Each record below is to be retyped exactly, with its pictures omitted.
Start of Records for the exercise
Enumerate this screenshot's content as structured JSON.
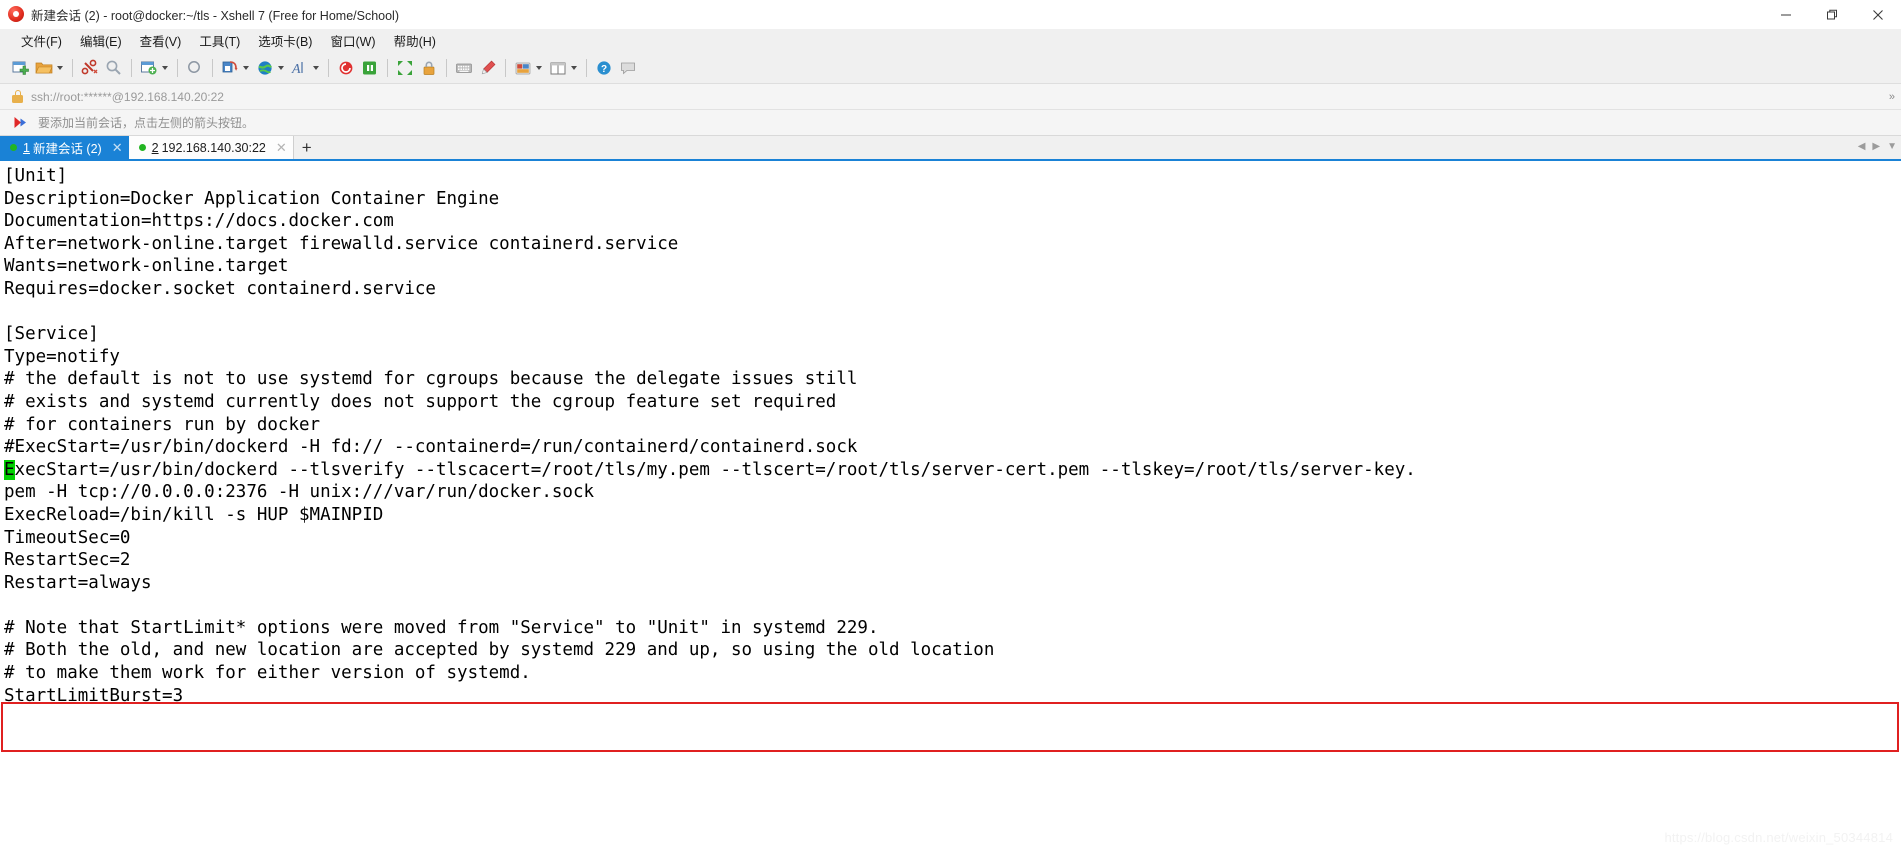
{
  "window": {
    "title": "新建会话 (2) - root@docker:~/tls - Xshell 7 (Free for Home/School)",
    "logo_icon": "xshell-logo-icon",
    "minimize_icon": "minimize-icon",
    "maximize_icon": "maximize-icon",
    "close_icon": "close-icon"
  },
  "menubar": {
    "items": [
      {
        "label": "文件(F)",
        "name": "menu-file"
      },
      {
        "label": "编辑(E)",
        "name": "menu-edit"
      },
      {
        "label": "查看(V)",
        "name": "menu-view"
      },
      {
        "label": "工具(T)",
        "name": "menu-tools"
      },
      {
        "label": "选项卡(B)",
        "name": "menu-tabs"
      },
      {
        "label": "窗口(W)",
        "name": "menu-window"
      },
      {
        "label": "帮助(H)",
        "name": "menu-help"
      }
    ]
  },
  "toolbar": {
    "items": [
      {
        "name": "new-session-icon",
        "caret": false
      },
      {
        "name": "open-folder-icon",
        "caret": true
      },
      {
        "name": "separator",
        "caret": false
      },
      {
        "name": "disconnect-icon",
        "caret": false
      },
      {
        "name": "reconnect-icon",
        "caret": false
      },
      {
        "name": "separator",
        "caret": false
      },
      {
        "name": "new-file-transfer-icon",
        "caret": true
      },
      {
        "name": "separator",
        "caret": false
      },
      {
        "name": "find-icon",
        "caret": false
      },
      {
        "name": "separator",
        "caret": false
      },
      {
        "name": "paste-icon",
        "caret": true
      },
      {
        "name": "globe-icon",
        "caret": true
      },
      {
        "name": "font-icon",
        "caret": true
      },
      {
        "name": "separator",
        "caret": false
      },
      {
        "name": "record-icon",
        "caret": false
      },
      {
        "name": "log-icon",
        "caret": false
      },
      {
        "name": "separator",
        "caret": false
      },
      {
        "name": "fullscreen-icon",
        "caret": false
      },
      {
        "name": "lock-icon",
        "caret": false
      },
      {
        "name": "separator",
        "caret": false
      },
      {
        "name": "keyboard-icon",
        "caret": false
      },
      {
        "name": "highlight-icon",
        "caret": false
      },
      {
        "name": "separator",
        "caret": false
      },
      {
        "name": "color-scheme-icon",
        "caret": true
      },
      {
        "name": "layout-icon",
        "caret": true
      },
      {
        "name": "separator",
        "caret": false
      },
      {
        "name": "help-icon",
        "caret": false
      },
      {
        "name": "comment-icon",
        "caret": false
      }
    ]
  },
  "address_bar": {
    "lock_icon": "lock-icon",
    "value": "ssh://root:******@192.168.140.20:22",
    "chevrons": "»"
  },
  "notice_bar": {
    "arrow_icon": "red-arrow-icon",
    "text": "要添加当前会话，点击左侧的箭头按钮。"
  },
  "tabs": {
    "items": [
      {
        "num": "1",
        "label": "新建会话 (2)",
        "active": true,
        "status": "connected",
        "close_icon": "close-icon"
      },
      {
        "num": "2",
        "label": "192.168.140.30:22",
        "active": false,
        "status": "connected",
        "close_icon": "close-icon"
      }
    ],
    "add_label": "+",
    "scroll_left_icon": "chevron-left-icon",
    "scroll_right_icon": "chevron-right-icon",
    "menu_icon": "chevron-down-icon"
  },
  "terminal": {
    "cursor_char": "E",
    "lines": [
      {
        "text": "[Unit]"
      },
      {
        "text": "Description=Docker Application Container Engine"
      },
      {
        "text": "Documentation=https://docs.docker.com"
      },
      {
        "text": "After=network-online.target firewalld.service containerd.service"
      },
      {
        "text": "Wants=network-online.target"
      },
      {
        "text": "Requires=docker.socket containerd.service"
      },
      {
        "text": ""
      },
      {
        "text": "[Service]"
      },
      {
        "text": "Type=notify"
      },
      {
        "text": "# the default is not to use systemd for cgroups because the delegate issues still"
      },
      {
        "text": "# exists and systemd currently does not support the cgroup feature set required"
      },
      {
        "text": "# for containers run by docker"
      },
      {
        "text": "#ExecStart=/usr/bin/dockerd -H fd:// --containerd=/run/containerd/containerd.sock"
      },
      {
        "text": "xecStart=/usr/bin/dockerd --tlsverify --tlscacert=/root/tls/my.pem --tlscert=/root/tls/server-cert.pem --tlskey=/root/tls/server-key.",
        "cursor": true
      },
      {
        "text": "pem -H tcp://0.0.0.0:2376 -H unix:///var/run/docker.sock"
      },
      {
        "text": "ExecReload=/bin/kill -s HUP $MAINPID"
      },
      {
        "text": "TimeoutSec=0"
      },
      {
        "text": "RestartSec=2"
      },
      {
        "text": "Restart=always"
      },
      {
        "text": ""
      },
      {
        "text": "# Note that StartLimit* options were moved from \"Service\" to \"Unit\" in systemd 229."
      },
      {
        "text": "# Both the old, and new location are accepted by systemd 229 and up, so using the old location"
      },
      {
        "text": "# to make them work for either version of systemd."
      },
      {
        "text": "StartLimitBurst=3"
      }
    ],
    "watermark": "https://blog.csdn.net/weixin_50344814"
  },
  "colors": {
    "accent": "#1a82d6",
    "highlight_border": "#e02020",
    "cursor": "#00d000",
    "status_dot": "#22b522"
  }
}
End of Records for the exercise
# Answer section
Enumerate this screenshot's content as structured JSON.
{
  "window": {
    "title": "新建会话 (2) - root@docker:~/tls - Xshell 7 (Free for Home/School)",
    "logo_icon": "xshell-logo-icon",
    "minimize_icon": "minimize-icon",
    "maximize_icon": "maximize-icon",
    "close_icon": "close-icon"
  },
  "menubar": {
    "items": [
      {
        "label": "文件(F)",
        "name": "menu-file"
      },
      {
        "label": "编辑(E)",
        "name": "menu-edit"
      },
      {
        "label": "查看(V)",
        "name": "menu-view"
      },
      {
        "label": "工具(T)",
        "name": "menu-tools"
      },
      {
        "label": "选项卡(B)",
        "name": "menu-tabs"
      },
      {
        "label": "窗口(W)",
        "name": "menu-window"
      },
      {
        "label": "帮助(H)",
        "name": "menu-help"
      }
    ]
  },
  "toolbar": {
    "items": [
      {
        "name": "new-session-icon",
        "caret": false
      },
      {
        "name": "open-folder-icon",
        "caret": true
      },
      {
        "name": "separator",
        "caret": false
      },
      {
        "name": "disconnect-icon",
        "caret": false
      },
      {
        "name": "reconnect-icon",
        "caret": false
      },
      {
        "name": "separator",
        "caret": false
      },
      {
        "name": "new-file-transfer-icon",
        "caret": true
      },
      {
        "name": "separator",
        "caret": false
      },
      {
        "name": "find-icon",
        "caret": false
      },
      {
        "name": "separator",
        "caret": false
      },
      {
        "name": "paste-icon",
        "caret": true
      },
      {
        "name": "globe-icon",
        "caret": true
      },
      {
        "name": "font-icon",
        "caret": true
      },
      {
        "name": "separator",
        "caret": false
      },
      {
        "name": "record-icon",
        "caret": false
      },
      {
        "name": "log-icon",
        "caret": false
      },
      {
        "name": "separator",
        "caret": false
      },
      {
        "name": "fullscreen-icon",
        "caret": false
      },
      {
        "name": "lock-icon",
        "caret": false
      },
      {
        "name": "separator",
        "caret": false
      },
      {
        "name": "keyboard-icon",
        "caret": false
      },
      {
        "name": "highlight-icon",
        "caret": false
      },
      {
        "name": "separator",
        "caret": false
      },
      {
        "name": "color-scheme-icon",
        "caret": true
      },
      {
        "name": "layout-icon",
        "caret": true
      },
      {
        "name": "separator",
        "caret": false
      },
      {
        "name": "help-icon",
        "caret": false
      },
      {
        "name": "comment-icon",
        "caret": false
      }
    ]
  },
  "address_bar": {
    "lock_icon": "lock-icon",
    "value": "ssh://root:******@192.168.140.20:22",
    "chevrons": "»"
  },
  "notice_bar": {
    "arrow_icon": "red-arrow-icon",
    "text": "要添加当前会话，点击左侧的箭头按钮。"
  },
  "tabs": {
    "items": [
      {
        "num": "1",
        "label": "新建会话 (2)",
        "active": true,
        "status": "connected",
        "close_icon": "close-icon"
      },
      {
        "num": "2",
        "label": "192.168.140.30:22",
        "active": false,
        "status": "connected",
        "close_icon": "close-icon"
      }
    ],
    "add_label": "+",
    "scroll_left_icon": "chevron-left-icon",
    "scroll_right_icon": "chevron-right-icon",
    "menu_icon": "chevron-down-icon"
  },
  "terminal": {
    "cursor_char": "E",
    "lines": [
      {
        "text": "[Unit]"
      },
      {
        "text": "Description=Docker Application Container Engine"
      },
      {
        "text": "Documentation=https://docs.docker.com"
      },
      {
        "text": "After=network-online.target firewalld.service containerd.service"
      },
      {
        "text": "Wants=network-online.target"
      },
      {
        "text": "Requires=docker.socket containerd.service"
      },
      {
        "text": ""
      },
      {
        "text": "[Service]"
      },
      {
        "text": "Type=notify"
      },
      {
        "text": "# the default is not to use systemd for cgroups because the delegate issues still"
      },
      {
        "text": "# exists and systemd currently does not support the cgroup feature set required"
      },
      {
        "text": "# for containers run by docker"
      },
      {
        "text": "#ExecStart=/usr/bin/dockerd -H fd:// --containerd=/run/containerd/containerd.sock"
      },
      {
        "text": "xecStart=/usr/bin/dockerd --tlsverify --tlscacert=/root/tls/my.pem --tlscert=/root/tls/server-cert.pem --tlskey=/root/tls/server-key.",
        "cursor": true
      },
      {
        "text": "pem -H tcp://0.0.0.0:2376 -H unix:///var/run/docker.sock"
      },
      {
        "text": "ExecReload=/bin/kill -s HUP $MAINPID"
      },
      {
        "text": "TimeoutSec=0"
      },
      {
        "text": "RestartSec=2"
      },
      {
        "text": "Restart=always"
      },
      {
        "text": ""
      },
      {
        "text": "# Note that StartLimit* options were moved from \"Service\" to \"Unit\" in systemd 229."
      },
      {
        "text": "# Both the old, and new location are accepted by systemd 229 and up, so using the old location"
      },
      {
        "text": "# to make them work for either version of systemd."
      },
      {
        "text": "StartLimitBurst=3"
      }
    ],
    "watermark": "https://blog.csdn.net/weixin_50344814"
  },
  "colors": {
    "accent": "#1a82d6",
    "highlight_border": "#e02020",
    "cursor": "#00d000",
    "status_dot": "#22b522"
  }
}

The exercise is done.